(Entries from a dataset of interfaces)

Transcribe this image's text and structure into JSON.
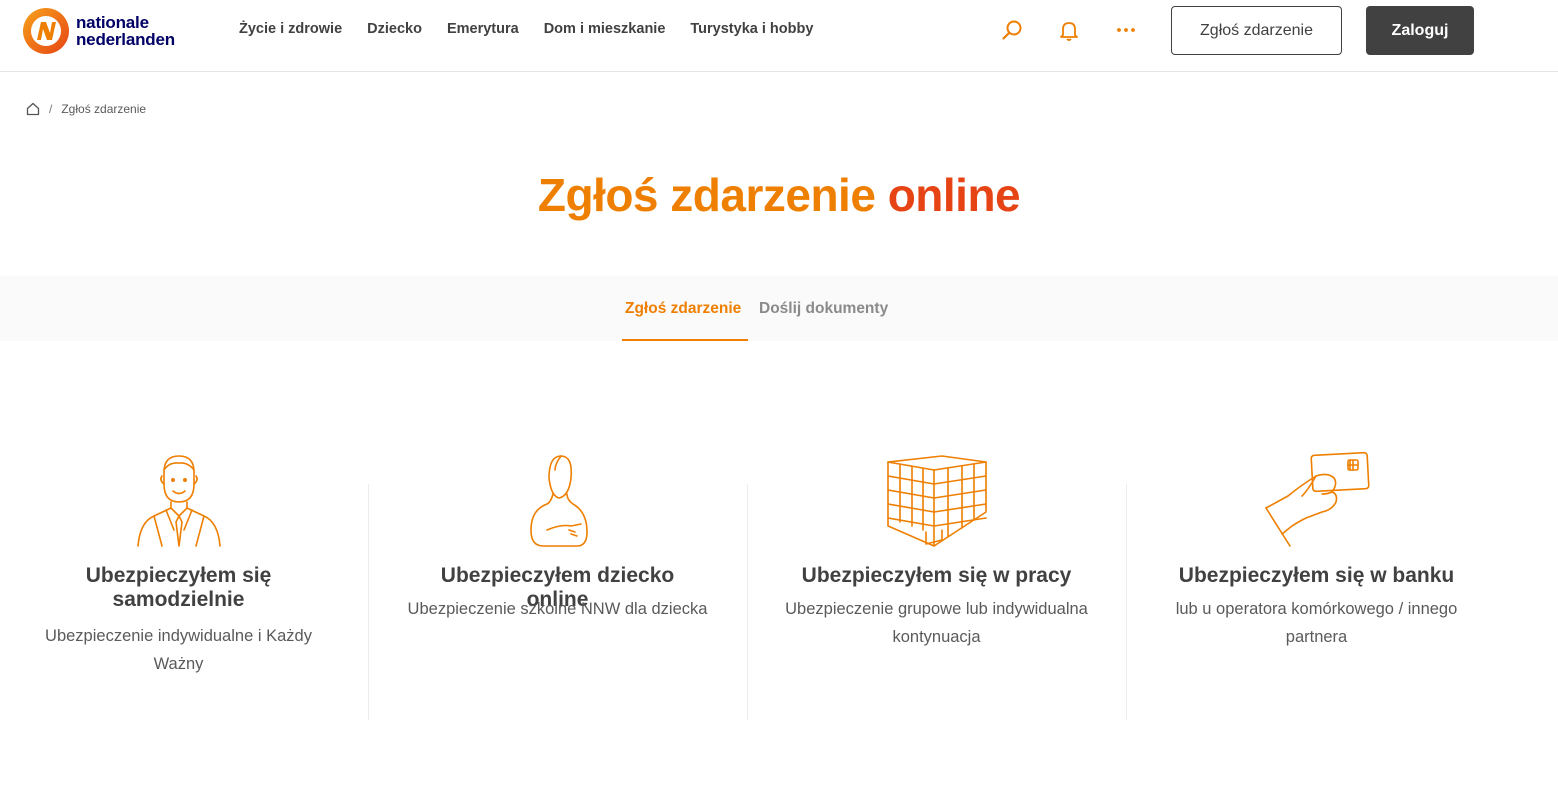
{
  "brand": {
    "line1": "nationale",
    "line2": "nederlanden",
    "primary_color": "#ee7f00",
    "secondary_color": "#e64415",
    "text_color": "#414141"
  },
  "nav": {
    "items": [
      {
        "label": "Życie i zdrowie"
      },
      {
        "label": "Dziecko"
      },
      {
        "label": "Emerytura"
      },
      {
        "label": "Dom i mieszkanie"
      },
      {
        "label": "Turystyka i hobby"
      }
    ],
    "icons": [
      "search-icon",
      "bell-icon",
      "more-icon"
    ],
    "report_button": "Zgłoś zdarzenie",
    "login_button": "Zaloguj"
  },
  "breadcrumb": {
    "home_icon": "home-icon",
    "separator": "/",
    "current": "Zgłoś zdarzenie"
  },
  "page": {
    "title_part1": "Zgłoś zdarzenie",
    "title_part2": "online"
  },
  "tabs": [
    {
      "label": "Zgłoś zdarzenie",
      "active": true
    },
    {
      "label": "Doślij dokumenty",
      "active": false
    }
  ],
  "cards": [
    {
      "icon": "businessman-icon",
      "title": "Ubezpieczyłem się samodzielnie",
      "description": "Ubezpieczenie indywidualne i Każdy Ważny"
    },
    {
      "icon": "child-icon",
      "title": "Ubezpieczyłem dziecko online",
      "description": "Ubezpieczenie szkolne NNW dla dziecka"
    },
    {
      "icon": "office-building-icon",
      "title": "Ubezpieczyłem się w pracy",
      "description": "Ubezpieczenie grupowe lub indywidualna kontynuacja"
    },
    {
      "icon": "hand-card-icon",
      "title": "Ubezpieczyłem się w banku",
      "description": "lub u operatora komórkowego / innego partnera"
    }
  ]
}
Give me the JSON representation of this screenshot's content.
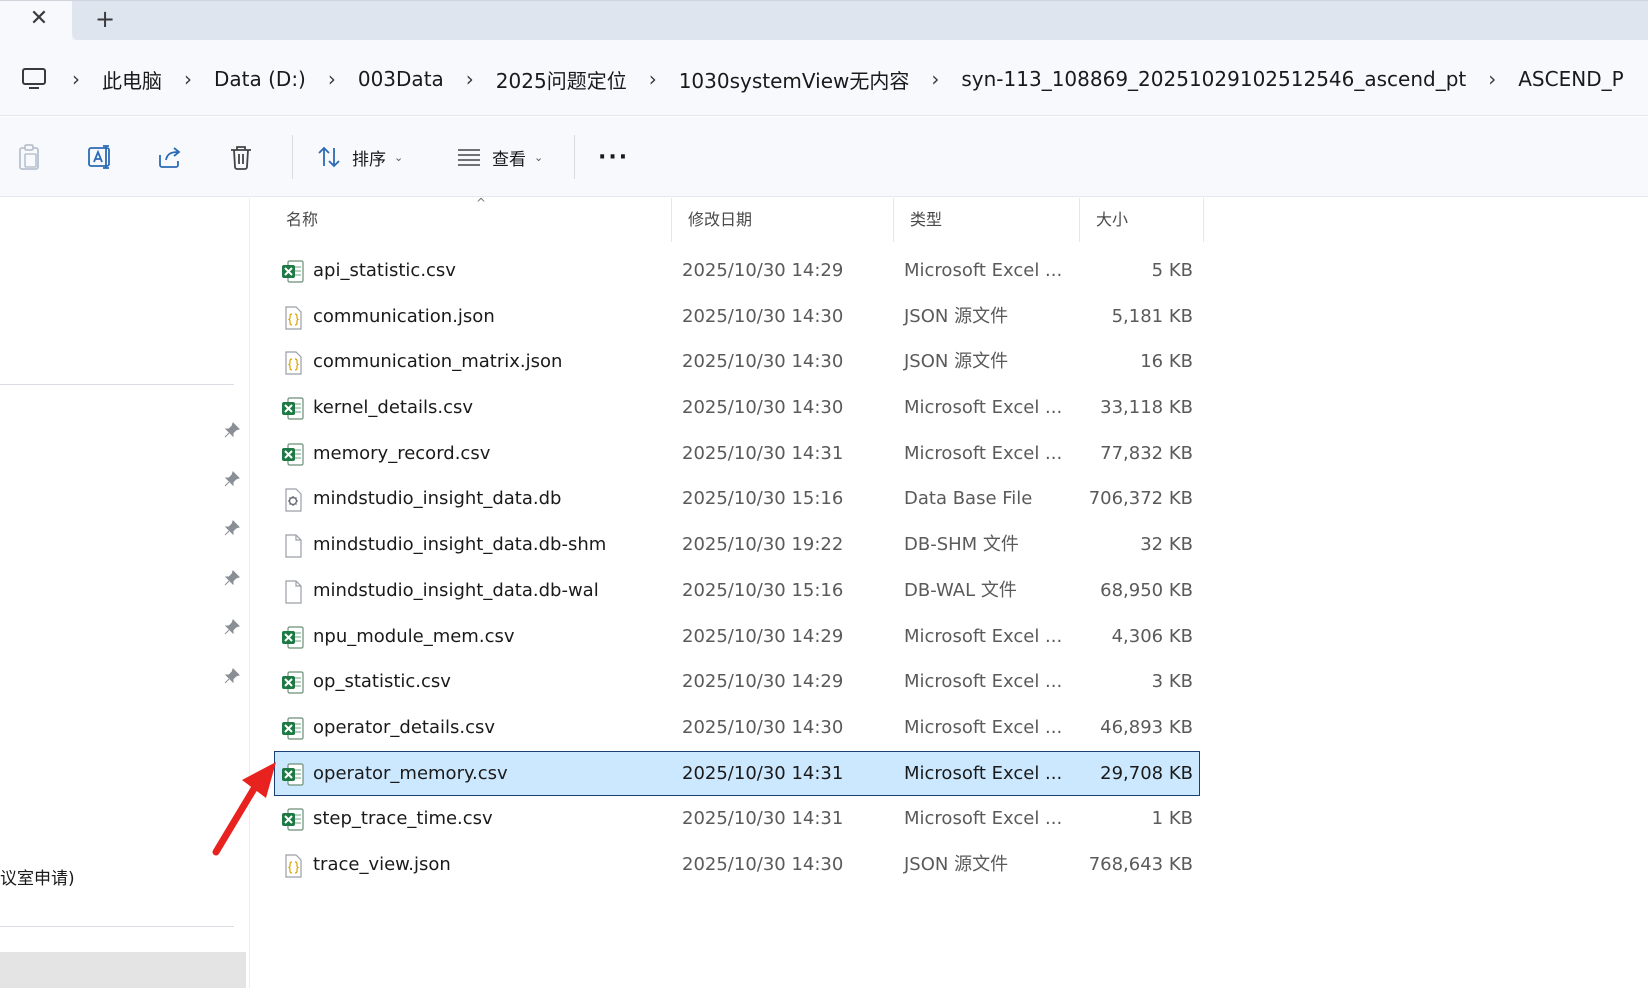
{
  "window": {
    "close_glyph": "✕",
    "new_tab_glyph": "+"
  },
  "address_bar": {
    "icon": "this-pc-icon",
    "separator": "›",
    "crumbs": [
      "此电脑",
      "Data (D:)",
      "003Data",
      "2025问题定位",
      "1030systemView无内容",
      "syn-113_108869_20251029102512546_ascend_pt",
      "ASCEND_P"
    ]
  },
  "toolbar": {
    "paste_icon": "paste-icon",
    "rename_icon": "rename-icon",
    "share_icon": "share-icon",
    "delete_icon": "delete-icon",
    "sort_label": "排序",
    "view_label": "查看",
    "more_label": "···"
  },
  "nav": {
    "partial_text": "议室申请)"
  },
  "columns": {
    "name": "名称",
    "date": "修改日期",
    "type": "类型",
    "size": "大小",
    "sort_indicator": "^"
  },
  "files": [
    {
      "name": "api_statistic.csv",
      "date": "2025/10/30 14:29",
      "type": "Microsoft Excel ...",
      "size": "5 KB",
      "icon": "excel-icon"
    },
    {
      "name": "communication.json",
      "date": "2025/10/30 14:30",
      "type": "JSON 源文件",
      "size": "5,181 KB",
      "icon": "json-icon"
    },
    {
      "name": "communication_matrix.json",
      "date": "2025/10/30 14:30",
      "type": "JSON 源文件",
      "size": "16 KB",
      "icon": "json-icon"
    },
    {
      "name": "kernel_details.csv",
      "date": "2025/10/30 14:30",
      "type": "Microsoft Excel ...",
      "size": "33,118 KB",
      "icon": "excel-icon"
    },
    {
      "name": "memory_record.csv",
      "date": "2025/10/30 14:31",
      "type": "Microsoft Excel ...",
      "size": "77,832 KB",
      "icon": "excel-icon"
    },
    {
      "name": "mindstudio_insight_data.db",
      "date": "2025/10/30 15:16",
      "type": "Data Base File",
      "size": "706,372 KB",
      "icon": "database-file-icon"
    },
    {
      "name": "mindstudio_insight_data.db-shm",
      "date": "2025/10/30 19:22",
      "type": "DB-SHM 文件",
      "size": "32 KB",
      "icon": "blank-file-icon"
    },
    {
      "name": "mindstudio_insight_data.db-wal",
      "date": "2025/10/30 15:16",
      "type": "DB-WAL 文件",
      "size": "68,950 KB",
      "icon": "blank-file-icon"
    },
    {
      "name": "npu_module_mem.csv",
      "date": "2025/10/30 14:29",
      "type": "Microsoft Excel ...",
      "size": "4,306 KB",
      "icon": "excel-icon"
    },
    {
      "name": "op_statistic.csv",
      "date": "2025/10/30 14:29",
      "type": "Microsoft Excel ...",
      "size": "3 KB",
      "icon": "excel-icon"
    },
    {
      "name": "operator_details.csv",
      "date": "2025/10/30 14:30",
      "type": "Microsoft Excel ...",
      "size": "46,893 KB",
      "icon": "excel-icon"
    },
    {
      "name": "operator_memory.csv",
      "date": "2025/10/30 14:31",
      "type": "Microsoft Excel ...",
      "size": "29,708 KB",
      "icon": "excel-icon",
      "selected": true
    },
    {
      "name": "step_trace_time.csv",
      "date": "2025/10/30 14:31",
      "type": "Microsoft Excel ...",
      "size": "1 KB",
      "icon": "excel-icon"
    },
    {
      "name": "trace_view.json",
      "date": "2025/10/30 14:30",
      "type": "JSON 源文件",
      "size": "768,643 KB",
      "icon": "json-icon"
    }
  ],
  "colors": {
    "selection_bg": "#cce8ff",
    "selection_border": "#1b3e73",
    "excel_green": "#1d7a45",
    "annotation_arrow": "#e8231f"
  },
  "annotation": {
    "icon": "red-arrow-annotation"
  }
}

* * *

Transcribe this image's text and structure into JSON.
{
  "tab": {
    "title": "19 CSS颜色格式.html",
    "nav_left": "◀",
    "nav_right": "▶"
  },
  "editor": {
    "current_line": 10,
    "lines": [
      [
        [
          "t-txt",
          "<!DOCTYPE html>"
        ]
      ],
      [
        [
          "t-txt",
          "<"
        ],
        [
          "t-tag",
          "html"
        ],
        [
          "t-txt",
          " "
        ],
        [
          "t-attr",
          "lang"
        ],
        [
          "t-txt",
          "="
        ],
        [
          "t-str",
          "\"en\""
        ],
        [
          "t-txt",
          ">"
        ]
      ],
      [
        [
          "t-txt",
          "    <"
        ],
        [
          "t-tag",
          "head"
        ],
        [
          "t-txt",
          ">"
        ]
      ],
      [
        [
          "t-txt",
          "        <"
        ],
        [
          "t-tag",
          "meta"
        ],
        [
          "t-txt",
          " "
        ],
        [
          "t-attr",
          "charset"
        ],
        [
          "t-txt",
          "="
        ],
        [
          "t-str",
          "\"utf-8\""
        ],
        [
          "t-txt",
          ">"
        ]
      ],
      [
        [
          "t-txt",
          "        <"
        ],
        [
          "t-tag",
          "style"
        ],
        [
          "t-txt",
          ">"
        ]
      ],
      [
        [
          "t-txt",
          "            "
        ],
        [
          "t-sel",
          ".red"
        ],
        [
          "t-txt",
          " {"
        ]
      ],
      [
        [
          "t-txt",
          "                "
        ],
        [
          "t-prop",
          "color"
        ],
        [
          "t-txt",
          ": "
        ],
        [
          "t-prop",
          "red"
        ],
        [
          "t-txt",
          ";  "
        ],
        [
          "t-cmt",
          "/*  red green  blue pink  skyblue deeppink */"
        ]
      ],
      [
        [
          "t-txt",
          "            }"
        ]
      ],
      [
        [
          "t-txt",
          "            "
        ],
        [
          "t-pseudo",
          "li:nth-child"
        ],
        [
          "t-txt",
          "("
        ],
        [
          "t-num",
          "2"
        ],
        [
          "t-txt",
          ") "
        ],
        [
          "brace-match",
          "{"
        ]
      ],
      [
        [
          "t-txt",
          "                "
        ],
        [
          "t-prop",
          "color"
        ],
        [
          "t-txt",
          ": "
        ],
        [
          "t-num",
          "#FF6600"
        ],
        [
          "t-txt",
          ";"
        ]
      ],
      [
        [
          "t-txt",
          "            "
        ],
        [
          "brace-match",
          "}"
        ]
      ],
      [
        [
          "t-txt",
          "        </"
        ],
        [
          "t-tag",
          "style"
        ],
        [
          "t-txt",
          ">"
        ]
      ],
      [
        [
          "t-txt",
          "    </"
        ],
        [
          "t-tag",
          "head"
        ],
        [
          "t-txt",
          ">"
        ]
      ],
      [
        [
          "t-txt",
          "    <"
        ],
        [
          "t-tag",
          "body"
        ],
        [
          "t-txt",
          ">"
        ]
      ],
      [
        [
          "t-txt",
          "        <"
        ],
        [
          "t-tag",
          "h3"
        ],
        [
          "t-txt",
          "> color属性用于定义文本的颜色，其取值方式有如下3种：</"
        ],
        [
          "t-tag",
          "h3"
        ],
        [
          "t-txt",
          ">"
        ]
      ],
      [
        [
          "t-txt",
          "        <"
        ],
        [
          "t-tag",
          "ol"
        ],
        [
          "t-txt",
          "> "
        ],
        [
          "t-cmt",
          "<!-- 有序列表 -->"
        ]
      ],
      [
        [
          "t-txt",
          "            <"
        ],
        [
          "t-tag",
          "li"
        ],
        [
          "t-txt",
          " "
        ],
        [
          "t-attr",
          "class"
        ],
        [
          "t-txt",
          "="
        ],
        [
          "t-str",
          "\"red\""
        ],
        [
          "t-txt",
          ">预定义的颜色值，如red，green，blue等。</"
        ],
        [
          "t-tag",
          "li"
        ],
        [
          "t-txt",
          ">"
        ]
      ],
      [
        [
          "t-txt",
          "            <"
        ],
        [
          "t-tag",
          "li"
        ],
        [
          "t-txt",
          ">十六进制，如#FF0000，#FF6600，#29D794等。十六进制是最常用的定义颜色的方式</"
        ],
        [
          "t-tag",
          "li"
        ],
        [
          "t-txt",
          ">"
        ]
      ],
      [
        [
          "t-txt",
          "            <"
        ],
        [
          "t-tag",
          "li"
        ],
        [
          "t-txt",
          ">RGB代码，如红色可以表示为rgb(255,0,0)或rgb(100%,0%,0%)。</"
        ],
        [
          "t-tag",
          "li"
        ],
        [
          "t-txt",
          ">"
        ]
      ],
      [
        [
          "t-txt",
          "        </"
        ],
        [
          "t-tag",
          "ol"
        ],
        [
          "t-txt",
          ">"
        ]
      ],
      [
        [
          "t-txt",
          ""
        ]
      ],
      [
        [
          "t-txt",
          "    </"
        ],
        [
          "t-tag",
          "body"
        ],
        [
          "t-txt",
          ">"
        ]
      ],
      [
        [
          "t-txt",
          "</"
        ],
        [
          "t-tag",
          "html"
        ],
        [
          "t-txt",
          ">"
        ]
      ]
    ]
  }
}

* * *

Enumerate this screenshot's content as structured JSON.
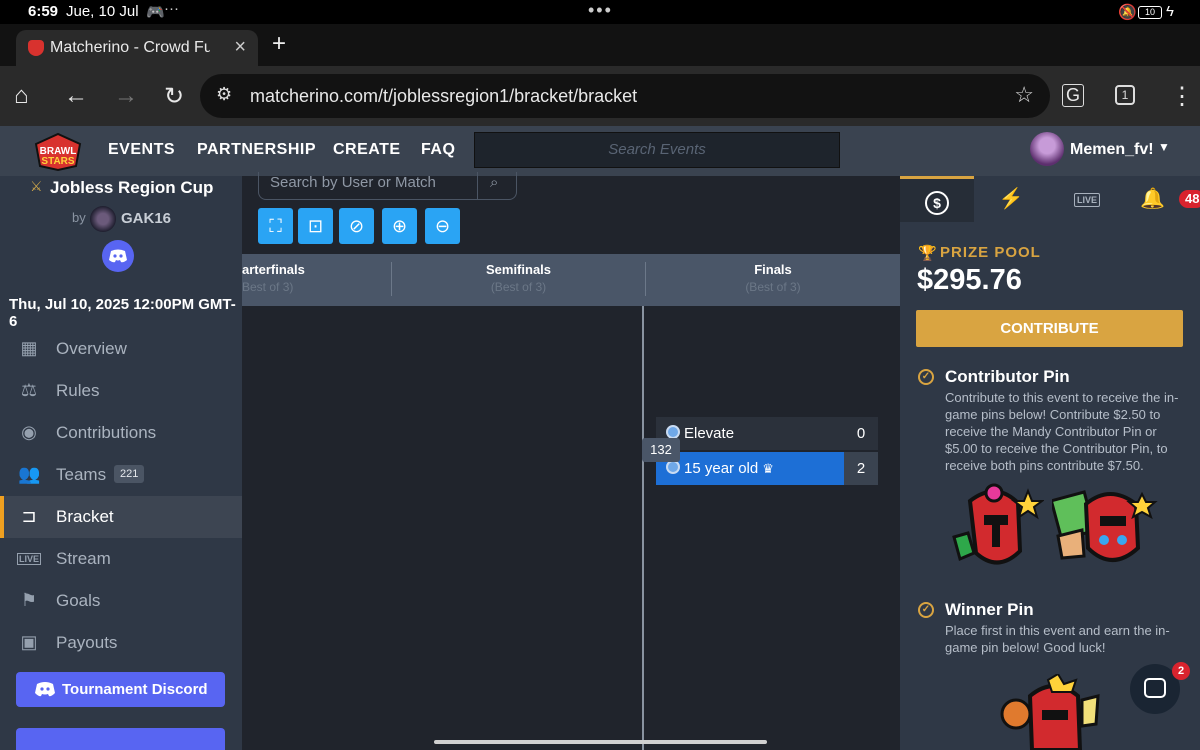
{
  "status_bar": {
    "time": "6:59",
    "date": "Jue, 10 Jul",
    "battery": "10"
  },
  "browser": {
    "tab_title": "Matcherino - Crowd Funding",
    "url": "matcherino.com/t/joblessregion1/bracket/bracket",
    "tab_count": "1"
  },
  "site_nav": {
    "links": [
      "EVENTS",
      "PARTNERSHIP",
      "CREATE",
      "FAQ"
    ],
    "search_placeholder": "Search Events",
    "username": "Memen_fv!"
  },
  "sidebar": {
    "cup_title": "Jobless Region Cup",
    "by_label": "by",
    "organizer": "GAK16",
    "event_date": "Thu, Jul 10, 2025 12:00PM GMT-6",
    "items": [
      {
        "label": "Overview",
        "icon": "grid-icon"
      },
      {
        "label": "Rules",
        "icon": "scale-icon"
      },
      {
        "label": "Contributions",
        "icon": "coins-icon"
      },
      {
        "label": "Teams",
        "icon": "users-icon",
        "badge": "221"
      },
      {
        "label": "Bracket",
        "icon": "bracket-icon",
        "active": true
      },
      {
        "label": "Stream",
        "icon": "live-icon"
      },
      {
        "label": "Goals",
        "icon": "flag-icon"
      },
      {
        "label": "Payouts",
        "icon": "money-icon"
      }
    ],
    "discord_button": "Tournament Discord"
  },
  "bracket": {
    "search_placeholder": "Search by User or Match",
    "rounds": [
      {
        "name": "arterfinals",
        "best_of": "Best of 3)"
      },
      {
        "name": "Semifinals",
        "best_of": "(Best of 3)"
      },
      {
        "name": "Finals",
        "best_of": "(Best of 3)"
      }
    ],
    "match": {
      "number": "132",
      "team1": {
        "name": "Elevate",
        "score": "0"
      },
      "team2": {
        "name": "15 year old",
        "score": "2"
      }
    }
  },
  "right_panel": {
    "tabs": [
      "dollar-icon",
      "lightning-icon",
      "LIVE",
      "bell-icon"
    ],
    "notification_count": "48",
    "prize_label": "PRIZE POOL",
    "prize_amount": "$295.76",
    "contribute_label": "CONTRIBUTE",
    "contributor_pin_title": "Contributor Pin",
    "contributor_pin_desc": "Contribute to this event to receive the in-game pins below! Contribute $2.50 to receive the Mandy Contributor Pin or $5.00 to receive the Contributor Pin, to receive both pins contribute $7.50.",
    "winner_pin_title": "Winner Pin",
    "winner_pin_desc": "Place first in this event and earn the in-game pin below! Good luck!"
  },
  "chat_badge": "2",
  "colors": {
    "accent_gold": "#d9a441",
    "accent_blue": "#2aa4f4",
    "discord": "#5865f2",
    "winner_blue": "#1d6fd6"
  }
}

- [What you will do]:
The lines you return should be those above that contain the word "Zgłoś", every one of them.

- [Solution to the problem]:
    "report_button": "Zgłoś zdarzenie",
    "current": "Zgłoś zdarzenie"
    "title_part1": "Zgłoś zdarzenie",
      "label": "Zgłoś zdarzenie",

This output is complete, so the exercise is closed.